▶ _Task statement_
Search the data for "Выборгская". Each line containing it is to be copied.

Page and application data records:
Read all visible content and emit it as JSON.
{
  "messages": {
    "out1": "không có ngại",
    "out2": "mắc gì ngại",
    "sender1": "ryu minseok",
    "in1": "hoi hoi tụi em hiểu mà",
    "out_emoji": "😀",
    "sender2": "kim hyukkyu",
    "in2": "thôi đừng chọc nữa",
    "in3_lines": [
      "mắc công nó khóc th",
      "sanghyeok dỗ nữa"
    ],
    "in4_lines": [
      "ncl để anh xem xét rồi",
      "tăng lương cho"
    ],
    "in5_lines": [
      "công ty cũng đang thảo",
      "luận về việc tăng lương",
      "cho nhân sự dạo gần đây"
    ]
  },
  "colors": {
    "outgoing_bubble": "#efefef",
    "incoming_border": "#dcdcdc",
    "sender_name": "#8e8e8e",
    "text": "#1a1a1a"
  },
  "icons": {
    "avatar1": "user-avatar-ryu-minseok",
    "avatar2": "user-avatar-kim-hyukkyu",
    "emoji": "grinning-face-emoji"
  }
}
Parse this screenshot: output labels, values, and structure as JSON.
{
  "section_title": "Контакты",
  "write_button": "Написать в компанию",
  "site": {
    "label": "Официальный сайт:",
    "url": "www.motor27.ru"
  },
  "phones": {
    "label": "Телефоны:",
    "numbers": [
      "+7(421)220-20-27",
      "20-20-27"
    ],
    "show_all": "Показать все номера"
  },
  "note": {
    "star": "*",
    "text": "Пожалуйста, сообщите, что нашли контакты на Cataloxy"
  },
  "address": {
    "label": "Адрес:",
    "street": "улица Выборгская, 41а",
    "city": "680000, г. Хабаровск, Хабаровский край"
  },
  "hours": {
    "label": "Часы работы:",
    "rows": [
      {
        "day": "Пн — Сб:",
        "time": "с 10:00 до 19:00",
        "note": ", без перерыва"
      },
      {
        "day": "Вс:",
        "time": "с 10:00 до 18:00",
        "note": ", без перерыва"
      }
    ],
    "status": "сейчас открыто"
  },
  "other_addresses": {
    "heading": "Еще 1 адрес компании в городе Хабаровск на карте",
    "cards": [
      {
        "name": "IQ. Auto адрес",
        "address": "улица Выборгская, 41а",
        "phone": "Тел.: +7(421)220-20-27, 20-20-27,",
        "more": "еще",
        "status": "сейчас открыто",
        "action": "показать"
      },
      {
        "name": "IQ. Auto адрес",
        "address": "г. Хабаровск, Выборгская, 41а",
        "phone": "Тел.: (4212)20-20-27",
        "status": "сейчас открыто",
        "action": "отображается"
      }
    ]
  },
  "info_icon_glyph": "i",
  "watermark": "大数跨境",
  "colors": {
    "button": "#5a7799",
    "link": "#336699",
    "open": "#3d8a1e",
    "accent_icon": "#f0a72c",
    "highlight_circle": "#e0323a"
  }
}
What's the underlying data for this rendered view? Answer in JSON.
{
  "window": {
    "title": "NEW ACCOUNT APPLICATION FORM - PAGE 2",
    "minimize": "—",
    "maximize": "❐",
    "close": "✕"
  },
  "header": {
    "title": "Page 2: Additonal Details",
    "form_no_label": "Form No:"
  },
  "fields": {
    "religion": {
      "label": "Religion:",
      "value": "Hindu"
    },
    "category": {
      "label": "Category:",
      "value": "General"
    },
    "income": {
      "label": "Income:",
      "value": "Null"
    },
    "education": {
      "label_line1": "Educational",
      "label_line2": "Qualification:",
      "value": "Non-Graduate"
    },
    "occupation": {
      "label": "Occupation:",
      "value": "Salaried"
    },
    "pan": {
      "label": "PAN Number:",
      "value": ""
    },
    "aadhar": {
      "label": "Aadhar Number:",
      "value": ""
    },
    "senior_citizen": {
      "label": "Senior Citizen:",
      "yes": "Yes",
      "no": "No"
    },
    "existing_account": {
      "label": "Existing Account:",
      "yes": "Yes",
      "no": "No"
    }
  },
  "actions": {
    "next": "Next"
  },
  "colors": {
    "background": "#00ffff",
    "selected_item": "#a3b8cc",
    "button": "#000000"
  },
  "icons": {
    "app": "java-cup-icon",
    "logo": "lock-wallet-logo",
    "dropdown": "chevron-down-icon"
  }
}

▶ _Response to this exercise_
    "street": "улица Выборгская, 41а",
        "address": "улица Выборгская, 41а",
        "address": "г. Хабаровск, Выборгская, 41а",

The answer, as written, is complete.